Your online pitch
Besides a link, your campaign website will need a page describing why you would like payment. This page should have your “Donate Now” button to allow your donors to take action. Start your contribution page with a few short sentences about how and why a donor’s gift will make a difference. There’s no need to go into great detail about your campaign, and at no point should the donor be distracted with links to other organizations or information about other giving opportunities.
Your contribute page should note any legal requirements that your campaign falls under, such as:
- No corporate funds may be used for a contribution.
- That the donor be an American citizen or resident alien.
- That the donor does not exceed the maximum legal contributions.
- That the political contribution is not tax deductible.
Also, list an address where checks can be mailed (yes, some people prefer snail-mail) and to what organization the contribution should be made out to.

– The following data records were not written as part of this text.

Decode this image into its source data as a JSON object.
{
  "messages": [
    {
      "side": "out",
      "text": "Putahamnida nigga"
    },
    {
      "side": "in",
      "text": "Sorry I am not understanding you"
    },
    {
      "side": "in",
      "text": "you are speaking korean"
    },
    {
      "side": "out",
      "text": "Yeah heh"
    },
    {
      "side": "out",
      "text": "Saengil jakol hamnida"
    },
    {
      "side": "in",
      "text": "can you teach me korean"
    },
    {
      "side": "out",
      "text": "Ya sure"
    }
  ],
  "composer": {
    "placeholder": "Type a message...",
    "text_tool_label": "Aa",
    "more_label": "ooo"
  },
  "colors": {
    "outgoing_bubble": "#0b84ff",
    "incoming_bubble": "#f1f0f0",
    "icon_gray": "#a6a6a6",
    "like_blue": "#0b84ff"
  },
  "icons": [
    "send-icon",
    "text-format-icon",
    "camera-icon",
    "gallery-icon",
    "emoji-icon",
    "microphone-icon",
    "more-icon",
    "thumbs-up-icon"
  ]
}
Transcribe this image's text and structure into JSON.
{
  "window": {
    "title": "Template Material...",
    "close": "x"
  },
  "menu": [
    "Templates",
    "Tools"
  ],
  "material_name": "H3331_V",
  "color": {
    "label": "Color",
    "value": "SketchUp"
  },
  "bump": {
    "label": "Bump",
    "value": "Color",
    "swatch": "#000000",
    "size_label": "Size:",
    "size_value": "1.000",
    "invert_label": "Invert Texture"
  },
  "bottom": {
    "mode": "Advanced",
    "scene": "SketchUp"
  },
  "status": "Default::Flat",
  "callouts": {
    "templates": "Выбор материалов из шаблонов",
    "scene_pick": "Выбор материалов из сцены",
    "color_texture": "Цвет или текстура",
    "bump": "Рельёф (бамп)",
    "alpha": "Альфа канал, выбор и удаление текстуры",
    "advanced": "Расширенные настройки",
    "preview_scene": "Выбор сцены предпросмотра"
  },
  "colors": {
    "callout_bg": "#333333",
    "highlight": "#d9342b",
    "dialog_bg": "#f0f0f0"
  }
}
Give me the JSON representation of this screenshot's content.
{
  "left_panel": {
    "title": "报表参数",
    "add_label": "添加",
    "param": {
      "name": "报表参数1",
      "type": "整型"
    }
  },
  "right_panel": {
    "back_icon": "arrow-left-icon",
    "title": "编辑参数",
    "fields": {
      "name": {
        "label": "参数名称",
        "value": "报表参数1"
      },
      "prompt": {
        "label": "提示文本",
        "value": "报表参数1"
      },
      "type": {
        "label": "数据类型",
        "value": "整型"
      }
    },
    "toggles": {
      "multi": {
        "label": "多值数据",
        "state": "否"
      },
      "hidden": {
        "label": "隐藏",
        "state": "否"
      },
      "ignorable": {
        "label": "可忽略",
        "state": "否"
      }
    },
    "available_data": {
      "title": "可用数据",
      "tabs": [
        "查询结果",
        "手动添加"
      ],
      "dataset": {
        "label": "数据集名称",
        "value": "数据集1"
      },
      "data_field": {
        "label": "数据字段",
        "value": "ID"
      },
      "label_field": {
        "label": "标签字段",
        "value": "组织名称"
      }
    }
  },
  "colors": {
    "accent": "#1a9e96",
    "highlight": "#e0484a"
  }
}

The web alone won’t solve your campaign’s fund raising needs. A local candidate still needs to do door-to-door, make phone calls and hold fundraising events. The web can, however, give you additional means through which to accept donations.